WORK TO BE COMPLETED
Would you copy every line of the listing below that includes the word "disabled"?

RECORDS FOR THIS TASK
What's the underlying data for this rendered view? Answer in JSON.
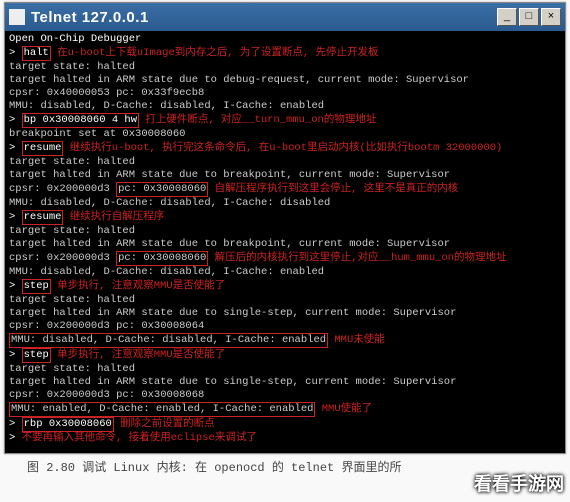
{
  "window": {
    "title": "Telnet 127.0.0.1",
    "min": "_",
    "max": "□",
    "close": "×"
  },
  "term": {
    "l01": "Open On-Chip Debugger",
    "l02a": "> ",
    "l02b": "halt",
    "l02c": " 在u-boot上下载uImage到内存之后, 为了设置断点, 先停止开发板",
    "l03": "target state: halted",
    "l04": "target halted in ARM state due to debug-request, current mode: Supervisor",
    "l05": "cpsr: 0x40000053 pc: 0x33f9ecb8",
    "l06": "MMU: disabled, D-Cache: disabled, I-Cache: enabled",
    "l07a": "> ",
    "l07b": "bp 0x30008060 4 hw",
    "l07c": " 打上硬件断点, 对应__turn_mmu_on的物理地址",
    "l08": "breakpoint set at 0x30008060",
    "l09a": "> ",
    "l09b": "resume",
    "l09c": " 继续执行u-boot, 执行完这条命令后, 在u-boot里启动内核(比如执行bootm 32000000)",
    "l10": "target state: halted",
    "l11": "target halted in ARM state due to breakpoint, current mode: Supervisor",
    "l12a": "cpsr: 0x200000d3 ",
    "l12b": "pc: 0x30008060",
    "l12c": " 自解压程序执行到这里会停止, 这里不是真正的内核",
    "l13": "MMU: disabled, D-Cache: disabled, I-Cache: disabled",
    "l14a": "> ",
    "l14b": "resume",
    "l14c": " 继续执行自解压程序",
    "l15": "target state: halted",
    "l16": "target halted in ARM state due to breakpoint, current mode: Supervisor",
    "l17a": "cpsr: 0x200000d3 ",
    "l17b": "pc: 0x30008060",
    "l17c": " 解压后的内核执行到这里停止,对应__hum_mmu_on的物理地址",
    "l18": "MMU: disabled, D-Cache: disabled, I-Cache: enabled",
    "l19a": "> ",
    "l19b": "step",
    "l19c": " 单步执行, 注意观察MMU是否使能了",
    "l20": "target state: halted",
    "l21": "target halted in ARM state due to single-step, current mode: Supervisor",
    "l22": "cpsr: 0x200000d3 pc: 0x30008064",
    "l23a": "MMU: disabled, D-Cache: disabled, I-Cache: enabled",
    "l23b": " MMU未使能",
    "l24a": "> ",
    "l24b": "step",
    "l24c": " 单步执行, 注意观察MMU是否使能了",
    "l25": "target state: halted",
    "l26": "target halted in ARM state due to single-step, current mode: Supervisor",
    "l27": "cpsr: 0x200000d3 pc: 0x30008068",
    "l28a": "MMU: enabled, D-Cache: enabled, I-Cache: enabled",
    "l28b": " MMU使能了",
    "l29a": "> ",
    "l29b": "rbp 0x30008060",
    "l29c": " 删除之前设置的断点",
    "l30a": "> ",
    "l30b": "不要再输入其他命令, 接着使用eclipse来调试了"
  },
  "caption": "图 2.80 调试 Linux 内核: 在 openocd 的 telnet 界面里的所",
  "watermark": "看看手游网"
}
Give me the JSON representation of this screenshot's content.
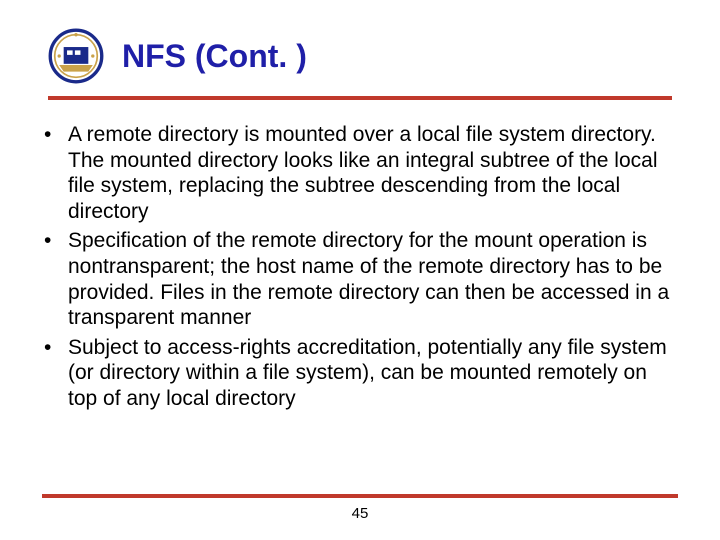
{
  "header": {
    "title": "NFS (Cont. )",
    "logo_alt": "institution-seal"
  },
  "bullets": [
    "A remote directory is mounted over a local file system directory. The mounted directory looks like an integral subtree of the local file system, replacing the subtree descending from the local directory",
    "Specification of the remote directory for the mount operation is nontransparent; the host name of the remote directory has to be provided. Files in the remote directory can then be accessed in a transparent manner",
    "Subject to access-rights accreditation, potentially any file system (or directory within a file system), can be mounted remotely on top of any local directory"
  ],
  "page_number": "45"
}
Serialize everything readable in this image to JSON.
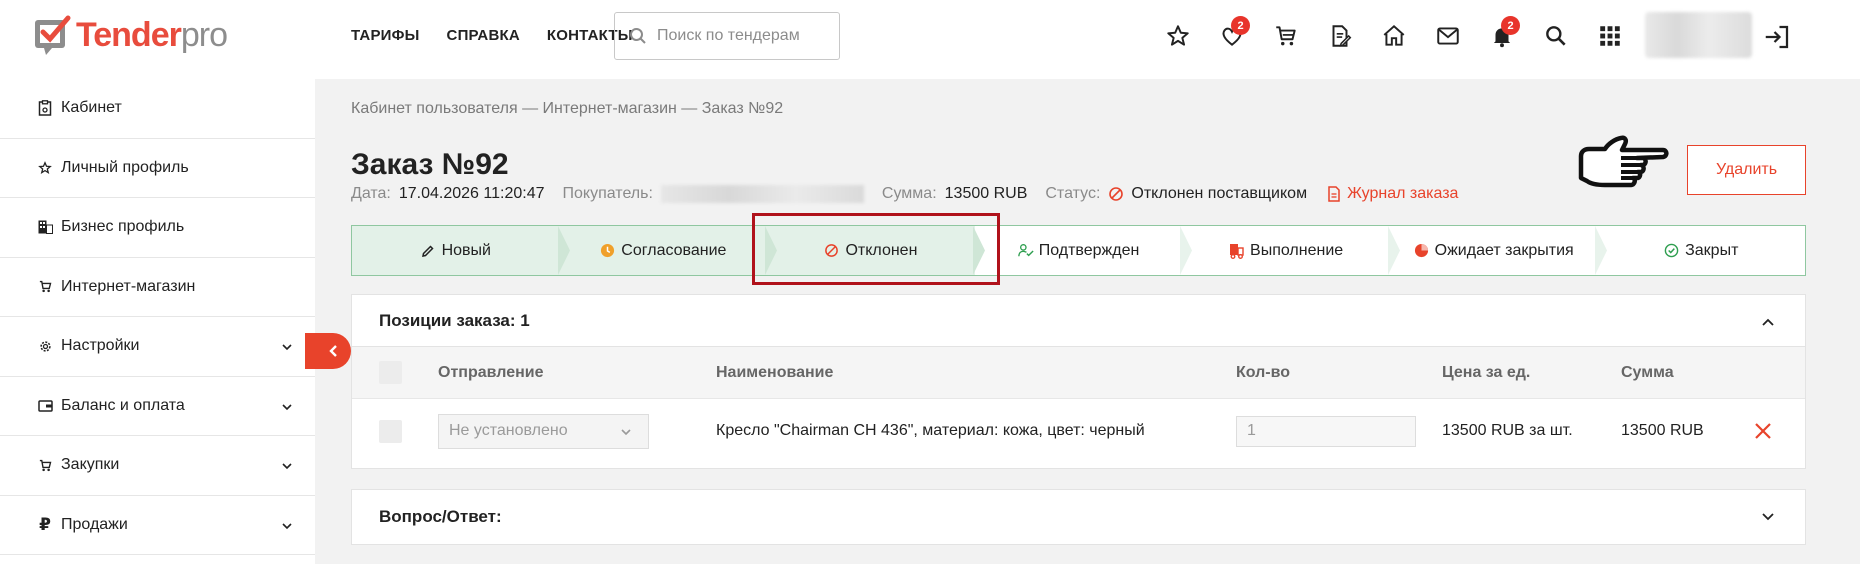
{
  "header": {
    "logo_brand": "Tender",
    "logo_suffix": "pro",
    "nav": [
      "ТАРИФЫ",
      "СПРАВКА",
      "КОНТАКТЫ"
    ],
    "search_placeholder": "Поиск по тендерам",
    "favorites_badge": "2",
    "notifications_badge": "2"
  },
  "sidebar": {
    "items": [
      {
        "label": "Кабинет",
        "icon": "cabinet-icon",
        "expandable": false
      },
      {
        "label": "Личный профиль",
        "icon": "star-icon",
        "expandable": false
      },
      {
        "label": "Бизнес профиль",
        "icon": "building-icon",
        "expandable": false
      },
      {
        "label": "Интернет-магазин",
        "icon": "cart-icon",
        "expandable": false
      },
      {
        "label": "Настройки",
        "icon": "gear-icon",
        "expandable": true
      },
      {
        "label": "Баланс и оплата",
        "icon": "wallet-icon",
        "expandable": true
      },
      {
        "label": "Закупки",
        "icon": "cart-icon",
        "expandable": true
      },
      {
        "label": "Продажи",
        "icon": "ruble-icon",
        "expandable": true
      }
    ]
  },
  "breadcrumb": "Кабинет пользователя — Интернет-магазин — Заказ №92",
  "order": {
    "title": "Заказ №92",
    "date_label": "Дата:",
    "date_value": "17.04.2026 11:20:47",
    "buyer_label": "Покупатель:",
    "sum_label": "Сумма:",
    "sum_value": "13500 RUB",
    "status_label": "Статус:",
    "status_value": "Отклонен поставщиком",
    "journal_label": "Журнал заказа",
    "delete_label": "Удалить"
  },
  "steps": [
    {
      "label": "Новый",
      "icon": "pencil-icon",
      "state": "done"
    },
    {
      "label": "Согласование",
      "icon": "clock-icon",
      "state": "done"
    },
    {
      "label": "Отклонен",
      "icon": "ban-icon",
      "state": "current"
    },
    {
      "label": "Подтвержден",
      "icon": "user-check-icon",
      "state": "pending"
    },
    {
      "label": "Выполнение",
      "icon": "truck-icon",
      "state": "pending"
    },
    {
      "label": "Ожидает закрытия",
      "icon": "pie-icon",
      "state": "pending"
    },
    {
      "label": "Закрыт",
      "icon": "check-circle-icon",
      "state": "pending"
    }
  ],
  "positions": {
    "title": "Позиции заказа: 1",
    "columns": [
      "Отправление",
      "Наименование",
      "Кол-во",
      "Цена за ед.",
      "Сумма"
    ],
    "rows": [
      {
        "shipment": "Не установлено",
        "name": "Кресло \"Chairman CH 436\", материал: кожа, цвет: черный",
        "qty": "1",
        "price": "13500 RUB за шт.",
        "sum": "13500 RUB"
      }
    ]
  },
  "qa": {
    "title": "Вопрос/Ответ:"
  },
  "colors": {
    "accent": "#e8432b",
    "step_done_bg": "#e3f1e8",
    "step_border": "#8fc7a0",
    "highlight": "#b0121b"
  }
}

ANSWER BOX
    "l06": "MMU: disabled, D-Cache: disabled, I-Cache: enabled",
    "l13": "MMU: disabled, D-Cache: disabled, I-Cache: disabled",
    "l18": "MMU: disabled, D-Cache: disabled, I-Cache: enabled",
    "l23a": "MMU: disabled, D-Cache: disabled, I-Cache: enabled",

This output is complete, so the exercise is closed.